(Records drawn from a dataset)
++++++++++
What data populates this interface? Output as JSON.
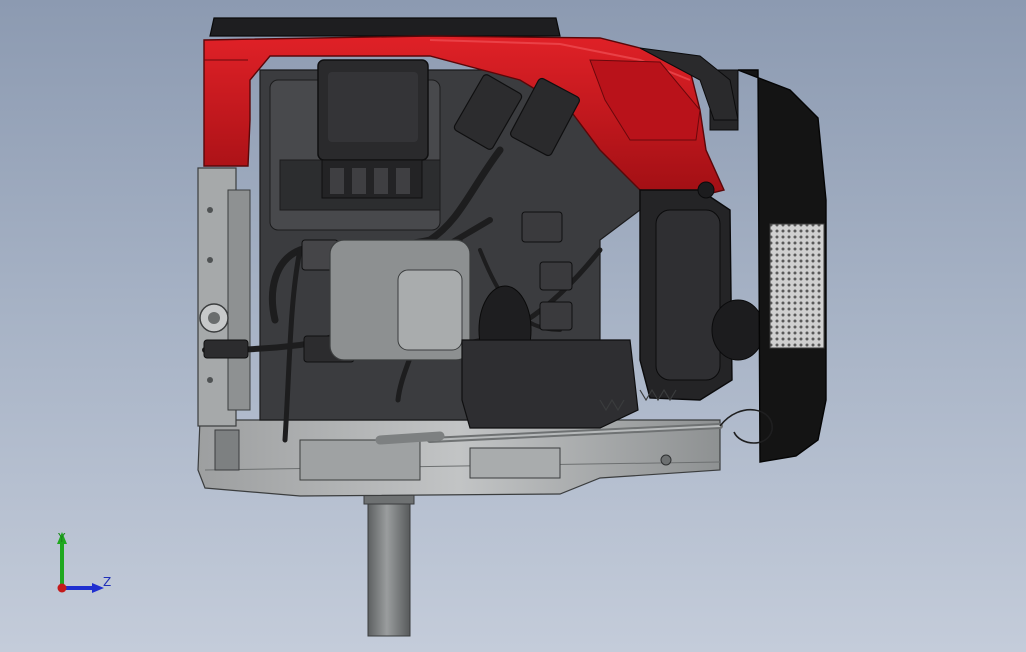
{
  "viewport": {
    "background_top": "#8c9ab1",
    "background_bottom": "#c4ccda",
    "model": "engine-assembly-side-view"
  },
  "colors": {
    "shroud_red": "#d0161c",
    "shroud_red_dark": "#8e0d11",
    "body_dark": "#2e2e30",
    "body_mid": "#4a4a4d",
    "metal_light": "#b9bbbc",
    "metal_mid": "#8d9091",
    "shaft": "#7a7d7e",
    "muffler_black": "#121212",
    "screen_grey": "#c9c9c9"
  },
  "triad": {
    "y_label": "Y",
    "z_label": "Z",
    "y_color": "#1fa81f",
    "z_color": "#1f2fd0",
    "x_color": "#c41a1a"
  }
}
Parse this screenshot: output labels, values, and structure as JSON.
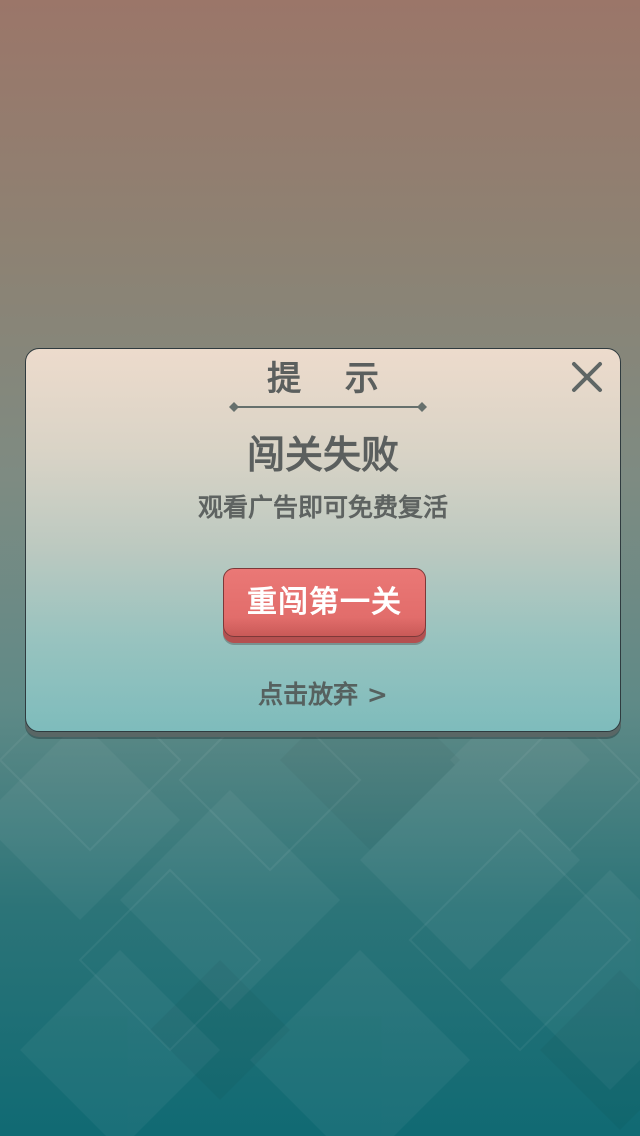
{
  "dialog": {
    "title": "提 示",
    "headline": "闯关失败",
    "subtitle": "观看广告即可免费复活",
    "primary_button_label": "重闯第一关",
    "give_up_label": "点击放弃 >"
  },
  "icons": {
    "close": "close-icon"
  },
  "colors": {
    "primary_button": "#e26d6b",
    "text": "#5b5f5e",
    "dialog_top": "#eddbcc",
    "dialog_bottom": "#7ebcbc"
  }
}
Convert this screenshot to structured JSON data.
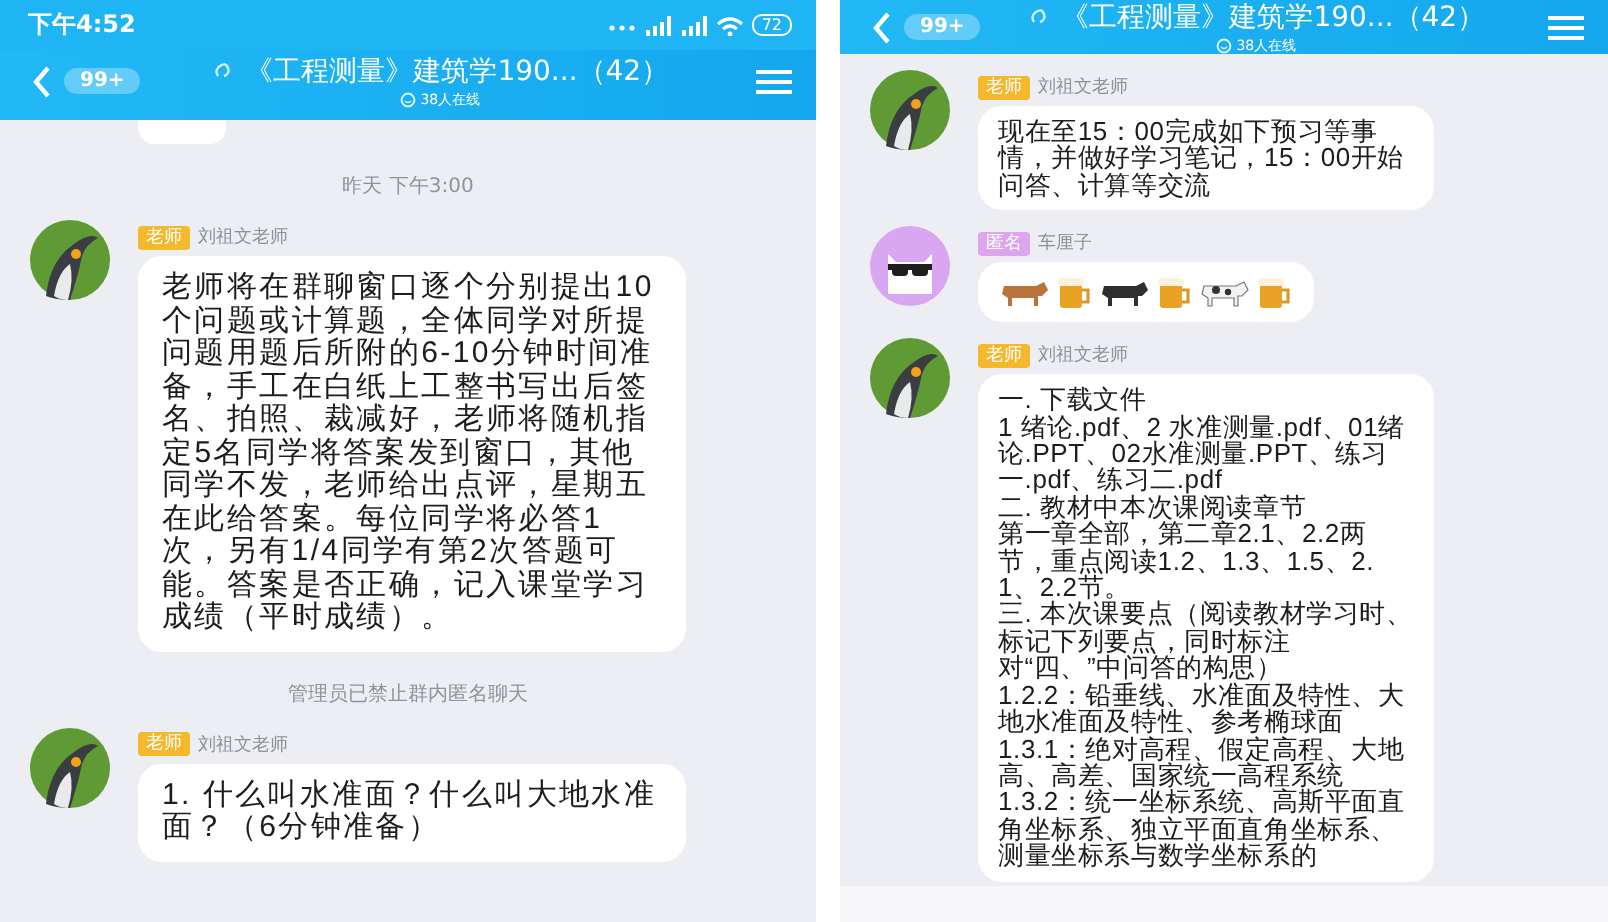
{
  "screens": [
    {
      "status_bar": {
        "time": "下午4:52",
        "battery": "72"
      },
      "header": {
        "unread": "99+",
        "title": "《工程测量》建筑学190...（42）",
        "online": "38人在线"
      },
      "messages": [
        {
          "kind": "partial"
        },
        {
          "kind": "time",
          "text": "昨天 下午3:00"
        },
        {
          "kind": "message",
          "avatar": {
            "kind": "penguin"
          },
          "badge": {
            "label": "老师",
            "color": "#f5b82c"
          },
          "sender": "刘祖文老师",
          "text": "老师将在群聊窗口逐个分别提出10个问题或计算题，全体同学对所提问题用题后所附的6-10分钟时间准备，手工在白纸上工整书写出后签名、拍照、裁减好，老师将随机指定5名同学将答案发到窗口，其他同学不发，老师给出点评，星期五在此给答案。每位同学将必答1次，另有1/4同学有第2次答题可能。答案是否正确，记入课堂学习成绩（平时成绩）。"
        },
        {
          "kind": "notice",
          "text": "管理员已禁止群内匿名聊天"
        },
        {
          "kind": "message",
          "avatar": {
            "kind": "penguin"
          },
          "badge": {
            "label": "老师",
            "color": "#f5b82c"
          },
          "sender": "刘祖文老师",
          "text": "1. 什么叫水准面？什么叫大地水准面？（6分钟准备）"
        }
      ]
    },
    {
      "header": {
        "unread": "99+",
        "title": "《工程测量》建筑学190...（42）",
        "online": "38人在线"
      },
      "messages": [
        {
          "kind": "message",
          "avatar": {
            "kind": "penguin"
          },
          "badge": {
            "label": "老师",
            "color": "#f5b82c"
          },
          "sender": "刘祖文老师",
          "text": "现在至15：00完成如下预习等事情，并做好学习笔记，15：00开始问答、计算等交流"
        },
        {
          "kind": "message",
          "avatar": {
            "kind": "cat"
          },
          "badge": {
            "label": "匿名",
            "color": "#dca6ef"
          },
          "sender": "车厘子",
          "emojis": [
            {
              "kind": "cow"
            },
            {
              "kind": "beer"
            },
            {
              "kind": "ox"
            },
            {
              "kind": "beer"
            },
            {
              "kind": "dairy-cow"
            },
            {
              "kind": "beer"
            }
          ]
        },
        {
          "kind": "message",
          "avatar": {
            "kind": "penguin"
          },
          "badge": {
            "label": "老师",
            "color": "#f5b82c"
          },
          "sender": "刘祖文老师",
          "paragraphs": [
            "一. 下载文件",
            "1 绪论.pdf、2 水准测量.pdf、01绪论.PPT、02水准测量.PPT、练习一.pdf、练习二.pdf",
            "二. 教材中本次课阅读章节",
            "第一章全部，第二章2.1、2.2两节，重点阅读1.2、1.3、1.5、2.1、2.2节。",
            "三. 本次课要点（阅读教材学习时、标记下列要点，同时标注对“四、”中问答的构思）",
            "1.2.2：铅垂线、水准面及特性、大地水准面及特性、参考椭球面",
            "1.3.1：绝对高程、假定高程、大地高、高差、国家统一高程系统",
            "1.3.2：统一坐标系统、高斯平面直角坐标系、独立平面直角坐标系、测量坐标系与数学坐标系的"
          ]
        }
      ]
    }
  ]
}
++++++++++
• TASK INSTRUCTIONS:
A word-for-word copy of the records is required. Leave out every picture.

• TASK SOLUTION:
What data populates this interface? Output as JSON.
{
  "viewport": {
    "background_top": "#8c9ab1",
    "background_bottom": "#c4ccda",
    "model": "engine-assembly-side-view"
  },
  "colors": {
    "shroud_red": "#d0161c",
    "shroud_red_dark": "#8e0d11",
    "body_dark": "#2e2e30",
    "body_mid": "#4a4a4d",
    "metal_light": "#b9bbbc",
    "metal_mid": "#8d9091",
    "shaft": "#7a7d7e",
    "muffler_black": "#121212",
    "screen_grey": "#c9c9c9"
  },
  "triad": {
    "y_label": "Y",
    "z_label": "Z",
    "y_color": "#1fa81f",
    "z_color": "#1f2fd0",
    "x_color": "#c41a1a"
  }
}
Parse this screenshot: output labels, values, and structure as JSON.
{
  "dialog": {
    "title": "提 示",
    "headline": "闯关失败",
    "subtitle": "观看广告即可免费复活",
    "primary_button_label": "重闯第一关",
    "give_up_label": "点击放弃 >"
  },
  "icons": {
    "close": "close-icon"
  },
  "colors": {
    "primary_button": "#e26d6b",
    "text": "#5b5f5e",
    "dialog_top": "#eddbcc",
    "dialog_bottom": "#7ebcbc"
  }
}
Convert this screenshot to structured JSON data.
{
  "screens": [
    {
      "status_bar": {
        "time": "下午4:52",
        "battery": "72"
      },
      "header": {
        "unread": "99+",
        "title": "《工程测量》建筑学190...（42）",
        "online": "38人在线"
      },
      "messages": [
        {
          "kind": "partial"
        },
        {
          "kind": "time",
          "text": "昨天 下午3:00"
        },
        {
          "kind": "message",
          "avatar": {
            "kind": "penguin"
          },
          "badge": {
            "label": "老师",
            "color": "#f5b82c"
          },
          "sender": "刘祖文老师",
          "text": "老师将在群聊窗口逐个分别提出10个问题或计算题，全体同学对所提问题用题后所附的6-10分钟时间准备，手工在白纸上工整书写出后签名、拍照、裁减好，老师将随机指定5名同学将答案发到窗口，其他同学不发，老师给出点评，星期五在此给答案。每位同学将必答1次，另有1/4同学有第2次答题可能。答案是否正确，记入课堂学习成绩（平时成绩）。"
        },
        {
          "kind": "notice",
          "text": "管理员已禁止群内匿名聊天"
        },
        {
          "kind": "message",
          "avatar": {
            "kind": "penguin"
          },
          "badge": {
            "label": "老师",
            "color": "#f5b82c"
          },
          "sender": "刘祖文老师",
          "text": "1. 什么叫水准面？什么叫大地水准面？（6分钟准备）"
        }
      ]
    },
    {
      "header": {
        "unread": "99+",
        "title": "《工程测量》建筑学190...（42）",
        "online": "38人在线"
      },
      "messages": [
        {
          "kind": "message",
          "avatar": {
            "kind": "penguin"
          },
          "badge": {
            "label": "老师",
            "color": "#f5b82c"
          },
          "sender": "刘祖文老师",
          "text": "现在至15：00完成如下预习等事情，并做好学习笔记，15：00开始问答、计算等交流"
        },
        {
          "kind": "message",
          "avatar": {
            "kind": "cat"
          },
          "badge": {
            "label": "匿名",
            "color": "#dca6ef"
          },
          "sender": "车厘子",
          "emojis": [
            {
              "kind": "cow"
            },
            {
              "kind": "beer"
            },
            {
              "kind": "ox"
            },
            {
              "kind": "beer"
            },
            {
              "kind": "dairy-cow"
            },
            {
              "kind": "beer"
            }
          ]
        },
        {
          "kind": "message",
          "avatar": {
            "kind": "penguin"
          },
          "badge": {
            "label": "老师",
            "color": "#f5b82c"
          },
          "sender": "刘祖文老师",
          "paragraphs": [
            "一. 下载文件",
            "1 绪论.pdf、2 水准测量.pdf、01绪论.PPT、02水准测量.PPT、练习一.pdf、练习二.pdf",
            "二. 教材中本次课阅读章节",
            "第一章全部，第二章2.1、2.2两节，重点阅读1.2、1.3、1.5、2.1、2.2节。",
            "三. 本次课要点（阅读教材学习时、标记下列要点，同时标注对“四、”中问答的构思）",
            "1.2.2：铅垂线、水准面及特性、大地水准面及特性、参考椭球面",
            "1.3.1：绝对高程、假定高程、大地高、高差、国家统一高程系统",
            "1.3.2：统一坐标系统、高斯平面直角坐标系、独立平面直角坐标系、测量坐标系与数学坐标系的"
          ]
        }
      ]
    }
  ]
}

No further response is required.